Your task >> Among the entries, find the lines with the string "desc" and report them.

▬▬▬▬▬▬

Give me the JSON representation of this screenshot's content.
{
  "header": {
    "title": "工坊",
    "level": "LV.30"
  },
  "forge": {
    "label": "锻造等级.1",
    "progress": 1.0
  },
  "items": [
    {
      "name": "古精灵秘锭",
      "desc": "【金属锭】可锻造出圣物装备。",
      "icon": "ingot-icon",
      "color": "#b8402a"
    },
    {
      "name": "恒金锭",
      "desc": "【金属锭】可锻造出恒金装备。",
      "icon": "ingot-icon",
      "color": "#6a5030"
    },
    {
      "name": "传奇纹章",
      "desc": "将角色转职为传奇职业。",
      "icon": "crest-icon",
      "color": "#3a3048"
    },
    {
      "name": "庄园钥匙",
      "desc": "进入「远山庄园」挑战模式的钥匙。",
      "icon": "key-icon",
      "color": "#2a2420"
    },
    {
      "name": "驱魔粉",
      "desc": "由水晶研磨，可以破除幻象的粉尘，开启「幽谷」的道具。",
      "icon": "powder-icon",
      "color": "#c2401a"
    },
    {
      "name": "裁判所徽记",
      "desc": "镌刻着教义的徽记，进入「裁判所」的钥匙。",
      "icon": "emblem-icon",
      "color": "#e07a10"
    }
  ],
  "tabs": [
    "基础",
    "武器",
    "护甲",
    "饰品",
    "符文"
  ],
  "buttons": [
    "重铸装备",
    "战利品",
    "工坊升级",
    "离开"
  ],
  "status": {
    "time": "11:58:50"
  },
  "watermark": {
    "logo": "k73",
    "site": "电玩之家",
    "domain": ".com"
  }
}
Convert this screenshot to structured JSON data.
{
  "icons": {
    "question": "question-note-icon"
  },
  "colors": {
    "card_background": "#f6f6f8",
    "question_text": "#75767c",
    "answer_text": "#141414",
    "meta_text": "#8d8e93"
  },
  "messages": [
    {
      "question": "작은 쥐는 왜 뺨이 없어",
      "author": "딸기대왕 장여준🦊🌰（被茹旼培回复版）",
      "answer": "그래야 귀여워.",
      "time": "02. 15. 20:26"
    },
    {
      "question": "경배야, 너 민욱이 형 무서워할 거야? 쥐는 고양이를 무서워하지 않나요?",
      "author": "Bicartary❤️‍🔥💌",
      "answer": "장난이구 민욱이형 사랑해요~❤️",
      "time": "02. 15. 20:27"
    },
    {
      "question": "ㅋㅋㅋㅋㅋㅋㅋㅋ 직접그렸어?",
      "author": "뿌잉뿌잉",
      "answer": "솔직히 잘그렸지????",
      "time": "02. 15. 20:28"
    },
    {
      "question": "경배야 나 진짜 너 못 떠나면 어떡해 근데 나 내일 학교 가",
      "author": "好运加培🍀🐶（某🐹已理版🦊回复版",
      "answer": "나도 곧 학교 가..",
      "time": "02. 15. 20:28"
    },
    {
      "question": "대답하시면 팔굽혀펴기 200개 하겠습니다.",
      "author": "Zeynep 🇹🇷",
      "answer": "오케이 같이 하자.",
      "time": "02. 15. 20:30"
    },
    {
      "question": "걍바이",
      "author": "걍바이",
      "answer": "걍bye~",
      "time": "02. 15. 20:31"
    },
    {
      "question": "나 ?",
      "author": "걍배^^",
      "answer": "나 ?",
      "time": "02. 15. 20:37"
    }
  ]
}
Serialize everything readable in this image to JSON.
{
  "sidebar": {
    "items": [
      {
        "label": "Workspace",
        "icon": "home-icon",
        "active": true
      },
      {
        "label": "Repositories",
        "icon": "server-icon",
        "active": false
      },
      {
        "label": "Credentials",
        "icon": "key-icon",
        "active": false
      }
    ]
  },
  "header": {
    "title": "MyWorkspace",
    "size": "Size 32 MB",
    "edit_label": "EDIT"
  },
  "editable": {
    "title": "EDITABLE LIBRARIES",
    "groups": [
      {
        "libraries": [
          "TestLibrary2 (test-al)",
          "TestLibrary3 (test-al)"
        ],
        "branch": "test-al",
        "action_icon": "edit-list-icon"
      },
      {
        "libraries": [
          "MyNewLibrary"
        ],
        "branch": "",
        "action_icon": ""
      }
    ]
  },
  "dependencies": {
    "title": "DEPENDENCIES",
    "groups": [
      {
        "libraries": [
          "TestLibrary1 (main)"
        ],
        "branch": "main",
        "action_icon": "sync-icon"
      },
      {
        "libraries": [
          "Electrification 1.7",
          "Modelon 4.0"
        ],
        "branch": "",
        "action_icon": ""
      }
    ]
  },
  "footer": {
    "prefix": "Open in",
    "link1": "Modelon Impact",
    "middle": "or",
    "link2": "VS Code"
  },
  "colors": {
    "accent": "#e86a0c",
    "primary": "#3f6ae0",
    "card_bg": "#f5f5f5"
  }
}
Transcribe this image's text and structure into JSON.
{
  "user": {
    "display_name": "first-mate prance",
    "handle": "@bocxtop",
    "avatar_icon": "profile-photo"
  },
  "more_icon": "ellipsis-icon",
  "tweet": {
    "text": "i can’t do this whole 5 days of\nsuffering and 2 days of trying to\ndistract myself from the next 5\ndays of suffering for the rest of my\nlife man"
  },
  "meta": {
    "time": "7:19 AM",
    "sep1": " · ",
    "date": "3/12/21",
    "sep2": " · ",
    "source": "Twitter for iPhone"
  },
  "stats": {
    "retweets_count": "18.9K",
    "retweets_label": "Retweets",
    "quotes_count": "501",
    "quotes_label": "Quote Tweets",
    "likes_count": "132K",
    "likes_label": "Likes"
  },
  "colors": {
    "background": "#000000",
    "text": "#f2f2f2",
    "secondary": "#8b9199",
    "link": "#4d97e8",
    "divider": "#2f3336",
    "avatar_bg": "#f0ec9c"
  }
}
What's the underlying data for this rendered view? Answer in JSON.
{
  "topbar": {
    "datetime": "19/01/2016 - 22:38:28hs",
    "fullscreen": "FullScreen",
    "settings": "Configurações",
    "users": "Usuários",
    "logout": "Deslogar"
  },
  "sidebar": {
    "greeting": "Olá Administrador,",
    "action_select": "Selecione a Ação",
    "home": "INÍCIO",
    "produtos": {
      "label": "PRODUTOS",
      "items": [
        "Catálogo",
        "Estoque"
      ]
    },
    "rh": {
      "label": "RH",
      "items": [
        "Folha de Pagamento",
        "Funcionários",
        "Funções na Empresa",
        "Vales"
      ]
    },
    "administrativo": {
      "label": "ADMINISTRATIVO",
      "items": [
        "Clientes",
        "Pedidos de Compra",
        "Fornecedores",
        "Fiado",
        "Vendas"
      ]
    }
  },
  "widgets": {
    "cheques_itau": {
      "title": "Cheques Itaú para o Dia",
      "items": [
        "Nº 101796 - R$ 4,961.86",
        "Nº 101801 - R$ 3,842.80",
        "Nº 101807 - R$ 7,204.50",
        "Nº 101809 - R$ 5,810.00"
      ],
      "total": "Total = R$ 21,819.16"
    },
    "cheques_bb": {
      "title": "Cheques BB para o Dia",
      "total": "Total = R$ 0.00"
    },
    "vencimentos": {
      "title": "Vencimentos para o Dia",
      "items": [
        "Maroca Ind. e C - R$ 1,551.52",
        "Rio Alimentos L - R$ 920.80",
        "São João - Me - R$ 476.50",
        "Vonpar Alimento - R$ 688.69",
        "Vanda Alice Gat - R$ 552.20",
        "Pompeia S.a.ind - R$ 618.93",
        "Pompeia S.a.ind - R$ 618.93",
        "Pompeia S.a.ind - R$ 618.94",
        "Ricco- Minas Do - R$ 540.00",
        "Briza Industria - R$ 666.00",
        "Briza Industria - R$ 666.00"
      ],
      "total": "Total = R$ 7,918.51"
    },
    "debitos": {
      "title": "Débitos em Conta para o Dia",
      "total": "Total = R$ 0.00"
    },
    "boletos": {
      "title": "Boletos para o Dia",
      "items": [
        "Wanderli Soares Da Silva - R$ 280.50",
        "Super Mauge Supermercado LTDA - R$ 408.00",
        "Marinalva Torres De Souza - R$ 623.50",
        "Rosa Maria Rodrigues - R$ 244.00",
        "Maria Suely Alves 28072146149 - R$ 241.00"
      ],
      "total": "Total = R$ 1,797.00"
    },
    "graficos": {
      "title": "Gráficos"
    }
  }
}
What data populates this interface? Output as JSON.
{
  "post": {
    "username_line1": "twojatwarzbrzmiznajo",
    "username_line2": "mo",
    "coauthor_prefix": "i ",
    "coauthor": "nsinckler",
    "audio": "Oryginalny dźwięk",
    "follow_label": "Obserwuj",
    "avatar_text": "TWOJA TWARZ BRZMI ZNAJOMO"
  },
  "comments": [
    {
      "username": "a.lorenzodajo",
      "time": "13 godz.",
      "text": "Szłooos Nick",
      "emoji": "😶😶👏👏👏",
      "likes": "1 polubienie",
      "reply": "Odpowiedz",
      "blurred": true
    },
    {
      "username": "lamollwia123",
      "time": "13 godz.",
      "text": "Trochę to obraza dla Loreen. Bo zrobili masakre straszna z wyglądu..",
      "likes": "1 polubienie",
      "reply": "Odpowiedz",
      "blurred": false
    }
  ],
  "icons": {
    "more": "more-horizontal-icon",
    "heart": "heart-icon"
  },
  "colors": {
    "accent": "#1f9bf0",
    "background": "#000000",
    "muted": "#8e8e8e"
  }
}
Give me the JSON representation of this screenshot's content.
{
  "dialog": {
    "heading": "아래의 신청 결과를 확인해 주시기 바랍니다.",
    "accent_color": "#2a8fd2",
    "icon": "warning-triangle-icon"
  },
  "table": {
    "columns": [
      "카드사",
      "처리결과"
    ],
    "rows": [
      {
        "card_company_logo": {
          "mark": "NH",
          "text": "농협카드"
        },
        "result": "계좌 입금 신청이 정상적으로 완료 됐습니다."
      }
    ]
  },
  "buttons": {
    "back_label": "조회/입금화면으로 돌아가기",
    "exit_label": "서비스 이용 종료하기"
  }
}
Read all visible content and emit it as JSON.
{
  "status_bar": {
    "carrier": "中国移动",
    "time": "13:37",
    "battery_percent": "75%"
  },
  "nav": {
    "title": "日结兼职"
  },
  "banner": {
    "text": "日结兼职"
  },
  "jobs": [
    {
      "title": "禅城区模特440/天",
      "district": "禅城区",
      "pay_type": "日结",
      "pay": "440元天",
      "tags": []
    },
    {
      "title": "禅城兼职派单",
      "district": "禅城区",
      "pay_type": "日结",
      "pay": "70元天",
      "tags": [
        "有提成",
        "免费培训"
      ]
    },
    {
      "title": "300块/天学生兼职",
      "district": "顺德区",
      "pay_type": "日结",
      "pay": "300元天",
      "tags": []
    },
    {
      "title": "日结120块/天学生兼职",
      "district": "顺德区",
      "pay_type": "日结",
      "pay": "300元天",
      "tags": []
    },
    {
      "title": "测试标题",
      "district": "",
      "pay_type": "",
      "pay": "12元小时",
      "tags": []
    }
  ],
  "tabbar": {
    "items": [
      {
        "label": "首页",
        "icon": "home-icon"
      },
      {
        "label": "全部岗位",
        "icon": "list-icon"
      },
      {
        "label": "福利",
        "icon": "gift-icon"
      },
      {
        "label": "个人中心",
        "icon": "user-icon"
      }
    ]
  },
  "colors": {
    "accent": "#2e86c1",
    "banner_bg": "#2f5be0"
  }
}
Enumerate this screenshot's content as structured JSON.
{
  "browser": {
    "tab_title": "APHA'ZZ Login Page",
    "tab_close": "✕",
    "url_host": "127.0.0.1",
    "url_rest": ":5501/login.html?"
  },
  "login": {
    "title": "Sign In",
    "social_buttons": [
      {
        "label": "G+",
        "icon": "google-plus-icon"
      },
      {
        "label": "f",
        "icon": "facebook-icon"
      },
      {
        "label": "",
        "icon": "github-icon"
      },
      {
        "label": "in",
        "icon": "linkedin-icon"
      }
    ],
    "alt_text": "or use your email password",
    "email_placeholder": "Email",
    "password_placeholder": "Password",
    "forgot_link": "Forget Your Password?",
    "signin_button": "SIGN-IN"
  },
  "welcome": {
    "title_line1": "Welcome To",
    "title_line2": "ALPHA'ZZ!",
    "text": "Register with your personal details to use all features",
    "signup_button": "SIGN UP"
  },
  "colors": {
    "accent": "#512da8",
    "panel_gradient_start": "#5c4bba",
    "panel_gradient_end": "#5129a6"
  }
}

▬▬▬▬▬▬

Answer to this task >>
      "desc": "【金属锭】可锻造出圣物装备。",
      "desc": "【金属锭】可锻造出恒金装备。",
      "desc": "将角色转职为传奇职业。",
      "desc": "进入「远山庄园」挑战模式的钥匙。",
      "desc": "由水晶研磨，可以破除幻象的粉尘，开启「幽谷」的道具。",
      "desc": "镌刻着教义的徽记，进入「裁判所」的钥匙。",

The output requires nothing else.